  • Patches for consumer platforms are available from the WindowsUpdate web site.

Other information:

Acknowledgments

Microsoft thanks Peter Grundl for reporting this issue to us and working with us to protect customers.

Support:

  • Microsoft Knowledge Base article Q301514 and Q294380 discusses this issue and will be available approximately 24 hours after the release of this bulletin. Knowledge Base articles can be found on the Microsoft Online Support web site.
  • Technical support is available from Microsoft Product Support Services. There is no charge for support calls associated with security patches.

Security Resources: The Microsoft TechNet Security Web Site provides additional information about security in Microsoft products.

Disclaimer:

The information provided in the Microsoft Knowledge Base is provided "as is" without warranty of any kind. Microsoft disclaims all warranties, either express or implied, including the warranties of merchantability and fitness for a particular purpose. In no event shall Microsoft Corporation or its suppliers be liable for any damages whatsoever including direct, indirect, incidental, consequential, loss of business profits or special damages, even if Microsoft Corporation or its suppliers have been advised of the possibility of such damages. Some states do not allow the exclusion or limitation of liability for consequential or incidental damages so the foregoing limitation may not apply.

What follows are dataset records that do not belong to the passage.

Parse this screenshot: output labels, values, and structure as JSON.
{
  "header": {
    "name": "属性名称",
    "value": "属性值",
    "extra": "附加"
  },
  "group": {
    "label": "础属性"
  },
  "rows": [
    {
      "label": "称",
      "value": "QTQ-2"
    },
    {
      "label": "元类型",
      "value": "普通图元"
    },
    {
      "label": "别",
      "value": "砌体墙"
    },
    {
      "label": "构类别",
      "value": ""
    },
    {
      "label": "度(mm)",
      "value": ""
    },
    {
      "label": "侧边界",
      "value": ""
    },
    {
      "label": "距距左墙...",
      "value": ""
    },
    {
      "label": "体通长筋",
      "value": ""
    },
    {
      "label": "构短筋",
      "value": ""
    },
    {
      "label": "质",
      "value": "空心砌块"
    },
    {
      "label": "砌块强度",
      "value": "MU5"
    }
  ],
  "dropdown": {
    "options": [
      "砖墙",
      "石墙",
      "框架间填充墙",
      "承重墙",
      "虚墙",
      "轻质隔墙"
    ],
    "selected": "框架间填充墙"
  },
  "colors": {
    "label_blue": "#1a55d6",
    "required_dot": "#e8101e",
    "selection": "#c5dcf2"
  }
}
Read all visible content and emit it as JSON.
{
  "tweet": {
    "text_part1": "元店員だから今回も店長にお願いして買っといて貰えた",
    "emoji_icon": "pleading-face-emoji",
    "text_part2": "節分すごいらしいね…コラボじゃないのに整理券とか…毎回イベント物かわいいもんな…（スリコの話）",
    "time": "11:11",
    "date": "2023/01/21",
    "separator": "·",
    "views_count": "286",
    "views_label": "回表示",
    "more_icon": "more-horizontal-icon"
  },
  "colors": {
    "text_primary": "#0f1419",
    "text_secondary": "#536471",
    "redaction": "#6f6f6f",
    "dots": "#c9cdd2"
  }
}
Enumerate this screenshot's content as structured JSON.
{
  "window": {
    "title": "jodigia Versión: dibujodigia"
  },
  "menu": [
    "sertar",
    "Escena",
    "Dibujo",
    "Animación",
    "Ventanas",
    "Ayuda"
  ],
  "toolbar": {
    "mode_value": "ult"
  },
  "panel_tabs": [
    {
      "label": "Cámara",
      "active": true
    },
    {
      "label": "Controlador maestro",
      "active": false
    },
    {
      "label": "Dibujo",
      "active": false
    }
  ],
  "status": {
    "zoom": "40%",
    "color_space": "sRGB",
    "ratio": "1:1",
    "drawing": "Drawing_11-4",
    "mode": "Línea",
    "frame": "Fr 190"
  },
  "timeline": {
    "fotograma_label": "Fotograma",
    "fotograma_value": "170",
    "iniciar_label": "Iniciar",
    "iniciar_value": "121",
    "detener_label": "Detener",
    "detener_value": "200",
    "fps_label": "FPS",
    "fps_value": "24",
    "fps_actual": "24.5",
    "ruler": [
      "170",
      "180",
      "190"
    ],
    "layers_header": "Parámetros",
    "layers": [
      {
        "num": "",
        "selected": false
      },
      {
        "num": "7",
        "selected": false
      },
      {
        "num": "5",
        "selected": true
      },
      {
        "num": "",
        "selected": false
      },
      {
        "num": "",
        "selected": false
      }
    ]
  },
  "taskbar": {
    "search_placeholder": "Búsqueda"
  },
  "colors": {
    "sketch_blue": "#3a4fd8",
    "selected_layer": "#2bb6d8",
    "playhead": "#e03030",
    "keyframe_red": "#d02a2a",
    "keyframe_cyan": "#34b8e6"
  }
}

Revisions:

  • V1.0 (July 23, 2001): Bulletin Created.
  • V1.1 (June 13, 2003): Updated download links to Windows Update.

Built at 2014-04-18T13:49:36Z-07:00

Was this page helpful?
(1500 characters remaining)
Thank you for your feedback
Show:
© 2015 Microsoft